Chimpy has created a nacro-state in Afghanistan, where poppy cultivation accounts for a whopping 52% of the country’s GDP.
Opium cultivation in Afghanistan has hit record levels – up by more than 40 percent from 2005 – despite hundreds of millions in counternarcotics money, Western officials told The Associated Press.
The increase could have serious repercussions for an already grave security situation, with drug lords joining the Taliban-led fight against Afghan and international forces.
A Western anti-narcotics official in Kabul said about 370,650 acres of opium poppy was cultivated this season – up from 257,000 acres in 2005 – citing their preliminary crop projections. The previous record was 323,700 acres in 2004, according to the U.N. Office on Drugs and Crime.

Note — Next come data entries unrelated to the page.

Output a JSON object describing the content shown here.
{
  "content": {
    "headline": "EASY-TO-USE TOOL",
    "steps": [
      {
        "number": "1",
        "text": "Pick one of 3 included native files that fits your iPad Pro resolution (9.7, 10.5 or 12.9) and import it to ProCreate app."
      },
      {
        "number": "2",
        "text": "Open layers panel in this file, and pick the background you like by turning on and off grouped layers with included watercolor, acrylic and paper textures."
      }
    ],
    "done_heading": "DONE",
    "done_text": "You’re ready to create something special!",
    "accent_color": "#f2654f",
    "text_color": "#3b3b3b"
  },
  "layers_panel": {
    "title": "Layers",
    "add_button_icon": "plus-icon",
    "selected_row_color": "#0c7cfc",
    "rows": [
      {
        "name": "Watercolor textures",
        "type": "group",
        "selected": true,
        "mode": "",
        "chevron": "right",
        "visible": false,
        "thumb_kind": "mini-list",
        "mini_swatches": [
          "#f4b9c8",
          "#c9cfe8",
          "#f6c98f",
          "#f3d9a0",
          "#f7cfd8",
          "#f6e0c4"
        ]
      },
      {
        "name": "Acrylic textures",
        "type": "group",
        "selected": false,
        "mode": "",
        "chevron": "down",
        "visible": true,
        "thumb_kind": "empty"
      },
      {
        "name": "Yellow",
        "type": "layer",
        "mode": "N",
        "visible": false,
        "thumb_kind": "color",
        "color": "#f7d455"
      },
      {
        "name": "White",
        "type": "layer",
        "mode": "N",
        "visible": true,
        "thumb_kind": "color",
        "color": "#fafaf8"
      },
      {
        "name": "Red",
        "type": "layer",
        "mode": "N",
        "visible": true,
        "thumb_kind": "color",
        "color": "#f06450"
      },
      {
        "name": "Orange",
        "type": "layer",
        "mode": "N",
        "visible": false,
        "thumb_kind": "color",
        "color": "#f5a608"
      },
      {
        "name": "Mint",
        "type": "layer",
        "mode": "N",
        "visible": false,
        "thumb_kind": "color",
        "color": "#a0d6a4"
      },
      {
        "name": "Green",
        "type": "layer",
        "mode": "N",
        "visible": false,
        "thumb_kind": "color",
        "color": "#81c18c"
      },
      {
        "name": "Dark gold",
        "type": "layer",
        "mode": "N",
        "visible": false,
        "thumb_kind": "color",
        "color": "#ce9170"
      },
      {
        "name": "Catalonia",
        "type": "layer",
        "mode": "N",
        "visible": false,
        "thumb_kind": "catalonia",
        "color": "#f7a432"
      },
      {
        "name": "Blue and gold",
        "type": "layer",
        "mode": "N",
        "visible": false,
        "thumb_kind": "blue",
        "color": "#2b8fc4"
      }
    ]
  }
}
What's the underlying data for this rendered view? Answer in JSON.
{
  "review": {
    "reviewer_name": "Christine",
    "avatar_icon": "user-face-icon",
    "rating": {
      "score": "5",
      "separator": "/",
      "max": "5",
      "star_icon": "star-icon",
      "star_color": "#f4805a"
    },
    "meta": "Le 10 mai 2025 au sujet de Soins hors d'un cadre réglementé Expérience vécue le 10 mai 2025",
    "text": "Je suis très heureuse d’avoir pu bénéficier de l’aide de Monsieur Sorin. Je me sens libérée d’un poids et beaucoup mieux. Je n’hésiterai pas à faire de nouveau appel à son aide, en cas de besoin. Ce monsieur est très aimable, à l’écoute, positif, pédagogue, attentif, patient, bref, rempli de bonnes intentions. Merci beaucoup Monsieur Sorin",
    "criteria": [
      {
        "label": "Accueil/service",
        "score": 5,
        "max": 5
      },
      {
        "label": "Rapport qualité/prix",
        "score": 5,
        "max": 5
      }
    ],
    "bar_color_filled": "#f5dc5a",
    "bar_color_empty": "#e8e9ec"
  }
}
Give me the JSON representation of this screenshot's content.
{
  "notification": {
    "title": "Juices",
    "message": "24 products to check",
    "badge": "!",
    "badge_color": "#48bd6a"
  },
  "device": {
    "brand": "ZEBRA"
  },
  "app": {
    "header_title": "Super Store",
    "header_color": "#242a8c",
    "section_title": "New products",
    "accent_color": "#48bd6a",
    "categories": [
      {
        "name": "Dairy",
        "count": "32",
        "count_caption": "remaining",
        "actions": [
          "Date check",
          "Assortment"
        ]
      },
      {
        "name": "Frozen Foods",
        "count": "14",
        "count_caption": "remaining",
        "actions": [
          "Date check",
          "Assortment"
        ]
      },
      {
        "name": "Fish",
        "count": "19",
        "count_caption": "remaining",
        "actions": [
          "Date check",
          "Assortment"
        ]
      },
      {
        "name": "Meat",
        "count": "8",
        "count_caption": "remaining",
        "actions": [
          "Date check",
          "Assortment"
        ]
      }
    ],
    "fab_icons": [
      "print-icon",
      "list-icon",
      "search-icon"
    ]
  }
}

“It is a significant increase from last year … unfortunately, it is a record year,” said a senior U.S. government official based in Kabul, who like the other Western officials would speak only on condition of anonymity because of the sensitive topic.
The U.N. reported last year that Afghanistan produced an estimated 4,500 tons of opium – enough to make 450 tons of heroin – nearly 90 percent of world supply.
This year’s preliminary findings indicate a failure in attempts to eradicate poppy cultivation and continuing corruption among provincial officials and police – problems acknowledged by President Hamid Karzai.
Karzai told Fortune magazine in a recent interview that “lots of people” in his administration profited from the narcotics trade and that he had underestimated the difficulty of eradicating opium production.
The U.N. Office on Drugs and Crime estimate that opium accounted for 52 percent of Afghanistan’s gross domestic product in 2005.
“Now what they have is a narco-economy. If they do not get corruption sorted they can slip into being a narco-state,” the U.S. official warned.
Opium cultivation has surged since the ouster of the Taliban in late 2001. The former regime enforced an effective ban on poppy growing by threatening to jail farmers – virtually eradicating the crop in 2000.
Fears of fanning the insurgency has constrained efforts to destroy the poppy crops of impoverished farmers – particularly in Helmand, where the area being cultivated for poppies has increased most sharply. The province now accounts for more than 40 percent of the poppy cultivation nationwide.
“We know that if we start eradicating the whole surface of poppy cultivation in Helmand, we will increase the activity of the insurgency and increase the number of insurgents,” said Tom Koenigs, the top U.N. official in Afghanistan.